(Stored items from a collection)

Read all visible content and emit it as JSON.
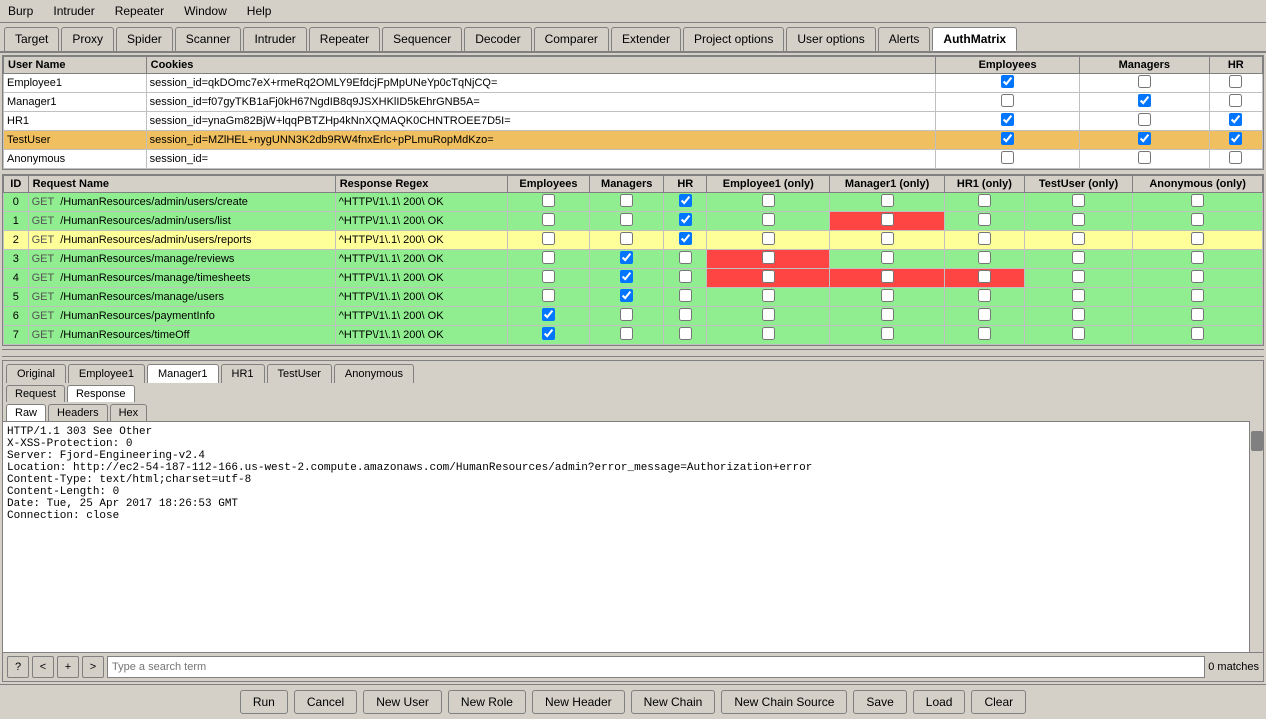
{
  "menu": {
    "items": [
      "Burp",
      "Intruder",
      "Repeater",
      "Window",
      "Help"
    ]
  },
  "tabs": {
    "items": [
      "Target",
      "Proxy",
      "Spider",
      "Scanner",
      "Intruder",
      "Repeater",
      "Sequencer",
      "Decoder",
      "Comparer",
      "Extender",
      "Project options",
      "User options",
      "Alerts",
      "AuthMatrix"
    ],
    "active": "AuthMatrix"
  },
  "user_table": {
    "headers": [
      "User Name",
      "Cookies",
      "Employees",
      "Managers",
      "HR"
    ],
    "rows": [
      {
        "name": "Employee1",
        "cookies": "session_id=qkDOmc7eX+rmeRq2OMLY9EfdcjFpMpUNeYp0cTqNjCQ=",
        "employees": true,
        "managers": false,
        "hr": false,
        "selected": false
      },
      {
        "name": "Manager1",
        "cookies": "session_id=f07gyTKB1aFj0kH67NgdIB8q9JSXHKlID5kEhrGNB5A=",
        "employees": false,
        "managers": true,
        "hr": false,
        "selected": false
      },
      {
        "name": "HR1",
        "cookies": "session_id=ynaGm82BjW+lqqPBTZHp4kNnXQMAQK0CHNTROEE7D5I=",
        "employees": true,
        "managers": false,
        "hr": true,
        "selected": false
      },
      {
        "name": "TestUser",
        "cookies": "session_id=MZlHEL+nygUNN3K2db9RW4fnxErlc+pPLmuRopMdKzo=",
        "employees": true,
        "managers": true,
        "hr": true,
        "selected": true
      },
      {
        "name": "Anonymous",
        "cookies": "session_id=",
        "employees": false,
        "managers": false,
        "hr": false,
        "selected": false
      }
    ]
  },
  "request_table": {
    "headers": [
      "ID",
      "Request Name",
      "Response Regex",
      "Employees",
      "Managers",
      "HR",
      "Employee1 (only)",
      "Manager1 (only)",
      "HR1 (only)",
      "TestUser (only)",
      "Anonymous (only)"
    ],
    "rows": [
      {
        "id": "0",
        "method": "GET",
        "path": "/HumanResources/admin/users/create",
        "regex": "^HTTP\\/1\\.1\\ 200\\ OK",
        "employees": false,
        "managers": false,
        "hr": true,
        "e1": false,
        "m1": false,
        "hr1": false,
        "tu": false,
        "anon": false,
        "color": "green"
      },
      {
        "id": "1",
        "method": "GET",
        "path": "/HumanResources/admin/users/list",
        "regex": "^HTTP\\/1\\.1\\ 200\\ OK",
        "employees": false,
        "managers": false,
        "hr": true,
        "e1": false,
        "m1": true,
        "hr1": false,
        "tu": false,
        "anon": false,
        "color": "green",
        "m1_red": true
      },
      {
        "id": "2",
        "method": "GET",
        "path": "/HumanResources/admin/users/reports",
        "regex": "^HTTP\\/1\\.1\\ 200\\ OK",
        "employees": false,
        "managers": false,
        "hr": true,
        "e1": false,
        "m1": false,
        "hr1": false,
        "tu": false,
        "anon": false,
        "color": "yellow",
        "selected": true
      },
      {
        "id": "3",
        "method": "GET",
        "path": "/HumanResources/manage/reviews",
        "regex": "^HTTP\\/1\\.1\\ 200\\ OK",
        "employees": false,
        "managers": true,
        "hr": false,
        "e1": false,
        "m1": false,
        "hr1": false,
        "tu": false,
        "anon": false,
        "color": "green",
        "e1_red": true
      },
      {
        "id": "4",
        "method": "GET",
        "path": "/HumanResources/manage/timesheets",
        "regex": "^HTTP\\/1\\.1\\ 200\\ OK",
        "employees": false,
        "managers": true,
        "hr": false,
        "e1": false,
        "m1": false,
        "hr1": false,
        "tu": false,
        "anon": false,
        "color": "green",
        "e1_red": true,
        "m1_red": true,
        "hr1_red": true
      },
      {
        "id": "5",
        "method": "GET",
        "path": "/HumanResources/manage/users",
        "regex": "^HTTP\\/1\\.1\\ 200\\ OK",
        "employees": false,
        "managers": true,
        "hr": false,
        "e1": false,
        "m1": false,
        "hr1": false,
        "tu": false,
        "anon": false,
        "color": "green"
      },
      {
        "id": "6",
        "method": "GET",
        "path": "/HumanResources/paymentInfo",
        "regex": "^HTTP\\/1\\.1\\ 200\\ OK",
        "employees": true,
        "managers": false,
        "hr": false,
        "e1": false,
        "m1": false,
        "hr1": false,
        "tu": false,
        "anon": false,
        "color": "green"
      },
      {
        "id": "7",
        "method": "GET",
        "path": "/HumanResources/timeOff",
        "regex": "^HTTP\\/1\\.1\\ 200\\ OK",
        "employees": true,
        "managers": false,
        "hr": false,
        "e1": false,
        "m1": false,
        "hr1": false,
        "tu": false,
        "anon": false,
        "color": "green"
      }
    ]
  },
  "viewer_tabs": {
    "items": [
      "Original",
      "Employee1",
      "Manager1",
      "HR1",
      "TestUser",
      "Anonymous"
    ],
    "active": "Manager1"
  },
  "req_resp_tabs": {
    "items": [
      "Request",
      "Response"
    ],
    "active": "Response"
  },
  "raw_hex_tabs": {
    "items": [
      "Raw",
      "Headers",
      "Hex"
    ],
    "active": "Raw"
  },
  "response_text": "HTTP/1.1 303 See Other\nX-XSS-Protection: 0\nServer: Fjord-Engineering-v2.4\nLocation: http://ec2-54-187-112-166.us-west-2.compute.amazonaws.com/HumanResources/admin?error_message=Authorization+error\nContent-Type: text/html;charset=utf-8\nContent-Length: 0\nDate: Tue, 25 Apr 2017 18:26:53 GMT\nConnection: close",
  "search": {
    "placeholder": "Type a search term",
    "match_count": "0 matches"
  },
  "buttons": {
    "run": "Run",
    "cancel": "Cancel",
    "new_user": "New User",
    "new_role": "New Role",
    "new_header": "New Header",
    "new_chain": "New Chain",
    "new_chain_source": "New Chain Source",
    "save": "Save",
    "load": "Load",
    "clear": "Clear"
  }
}
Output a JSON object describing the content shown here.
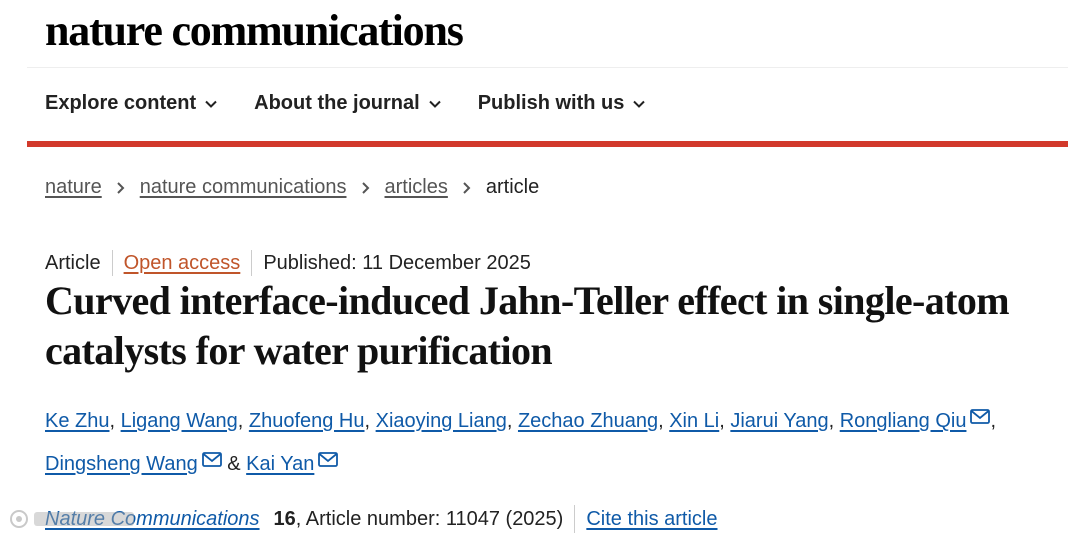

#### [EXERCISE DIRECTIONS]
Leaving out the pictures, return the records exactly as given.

#### [SOLUTION]
Read all visible content and emit it as JSON.
{
  "menu": {
    "items": [
      "Burp",
      "Intruder",
      "Repeater",
      "Window",
      "Help"
    ]
  },
  "tabs": {
    "items": [
      "Target",
      "Proxy",
      "Spider",
      "Scanner",
      "Intruder",
      "Repeater",
      "Sequencer",
      "Decoder",
      "Comparer",
      "Extender",
      "Project options",
      "User options",
      "Alerts",
      "AuthMatrix"
    ],
    "active": "AuthMatrix"
  },
  "user_table": {
    "headers": [
      "User Name",
      "Cookies",
      "Employees",
      "Managers",
      "HR"
    ],
    "rows": [
      {
        "name": "Employee1",
        "cookies": "session_id=qkDOmc7eX+rmeRq2OMLY9EfdcjFpMpUNeYp0cTqNjCQ=",
        "employees": true,
        "managers": false,
        "hr": false,
        "selected": false
      },
      {
        "name": "Manager1",
        "cookies": "session_id=f07gyTKB1aFj0kH67NgdIB8q9JSXHKlID5kEhrGNB5A=",
        "employees": false,
        "managers": true,
        "hr": false,
        "selected": false
      },
      {
        "name": "HR1",
        "cookies": "session_id=ynaGm82BjW+lqqPBTZHp4kNnXQMAQK0CHNTROEE7D5I=",
        "employees": true,
        "managers": false,
        "hr": true,
        "selected": false
      },
      {
        "name": "TestUser",
        "cookies": "session_id=MZlHEL+nygUNN3K2db9RW4fnxErlc+pPLmuRopMdKzo=",
        "employees": true,
        "managers": true,
        "hr": true,
        "selected": true
      },
      {
        "name": "Anonymous",
        "cookies": "session_id=",
        "employees": false,
        "managers": false,
        "hr": false,
        "selected": false
      }
    ]
  },
  "request_table": {
    "headers": [
      "ID",
      "Request Name",
      "Response Regex",
      "Employees",
      "Managers",
      "HR",
      "Employee1 (only)",
      "Manager1 (only)",
      "HR1 (only)",
      "TestUser (only)",
      "Anonymous (only)"
    ],
    "rows": [
      {
        "id": "0",
        "method": "GET",
        "path": "/HumanResources/admin/users/create",
        "regex": "^HTTP\\/1\\.1\\ 200\\ OK",
        "employees": false,
        "managers": false,
        "hr": true,
        "e1": false,
        "m1": false,
        "hr1": false,
        "tu": false,
        "anon": false,
        "color": "green"
      },
      {
        "id": "1",
        "method": "GET",
        "path": "/HumanResources/admin/users/list",
        "regex": "^HTTP\\/1\\.1\\ 200\\ OK",
        "employees": false,
        "managers": false,
        "hr": true,
        "e1": false,
        "m1": true,
        "hr1": false,
        "tu": false,
        "anon": false,
        "color": "green",
        "m1_red": true
      },
      {
        "id": "2",
        "method": "GET",
        "path": "/HumanResources/admin/users/reports",
        "regex": "^HTTP\\/1\\.1\\ 200\\ OK",
        "employees": false,
        "managers": false,
        "hr": true,
        "e1": false,
        "m1": false,
        "hr1": false,
        "tu": false,
        "anon": false,
        "color": "yellow",
        "selected": true
      },
      {
        "id": "3",
        "method": "GET",
        "path": "/HumanResources/manage/reviews",
        "regex": "^HTTP\\/1\\.1\\ 200\\ OK",
        "employees": false,
        "managers": true,
        "hr": false,
        "e1": false,
        "m1": false,
        "hr1": false,
        "tu": false,
        "anon": false,
        "color": "green",
        "e1_red": true
      },
      {
        "id": "4",
        "method": "GET",
        "path": "/HumanResources/manage/timesheets",
        "regex": "^HTTP\\/1\\.1\\ 200\\ OK",
        "employees": false,
        "managers": true,
        "hr": false,
        "e1": false,
        "m1": false,
        "hr1": false,
        "tu": false,
        "anon": false,
        "color": "green",
        "e1_red": true,
        "m1_red": true,
        "hr1_red": true
      },
      {
        "id": "5",
        "method": "GET",
        "path": "/HumanResources/manage/users",
        "regex": "^HTTP\\/1\\.1\\ 200\\ OK",
        "employees": false,
        "managers": true,
        "hr": false,
        "e1": false,
        "m1": false,
        "hr1": false,
        "tu": false,
        "anon": false,
        "color": "green"
      },
      {
        "id": "6",
        "method": "GET",
        "path": "/HumanResources/paymentInfo",
        "regex": "^HTTP\\/1\\.1\\ 200\\ OK",
        "employees": true,
        "managers": false,
        "hr": false,
        "e1": false,
        "m1": false,
        "hr1": false,
        "tu": false,
        "anon": false,
        "color": "green"
      },
      {
        "id": "7",
        "method": "GET",
        "path": "/HumanResources/timeOff",
        "regex": "^HTTP\\/1\\.1\\ 200\\ OK",
        "employees": true,
        "managers": false,
        "hr": false,
        "e1": false,
        "m1": false,
        "hr1": false,
        "tu": false,
        "anon": false,
        "color": "green"
      }
    ]
  },
  "viewer_tabs": {
    "items": [
      "Original",
      "Employee1",
      "Manager1",
      "HR1",
      "TestUser",
      "Anonymous"
    ],
    "active": "Manager1"
  },
  "req_resp_tabs": {
    "items": [
      "Request",
      "Response"
    ],
    "active": "Response"
  },
  "raw_hex_tabs": {
    "items": [
      "Raw",
      "Headers",
      "Hex"
    ],
    "active": "Raw"
  },
  "response_text": "HTTP/1.1 303 See Other\nX-XSS-Protection: 0\nServer: Fjord-Engineering-v2.4\nLocation: http://ec2-54-187-112-166.us-west-2.compute.amazonaws.com/HumanResources/admin?error_message=Authorization+error\nContent-Type: text/html;charset=utf-8\nContent-Length: 0\nDate: Tue, 25 Apr 2017 18:26:53 GMT\nConnection: close",
  "search": {
    "placeholder": "Type a search term",
    "match_count": "0 matches"
  },
  "buttons": {
    "run": "Run",
    "cancel": "Cancel",
    "new_user": "New User",
    "new_role": "New Role",
    "new_header": "New Header",
    "new_chain": "New Chain",
    "new_chain_source": "New Chain Source",
    "save": "Save",
    "load": "Load",
    "clear": "Clear"
  }
}
Output a JSON object describing the content shown here.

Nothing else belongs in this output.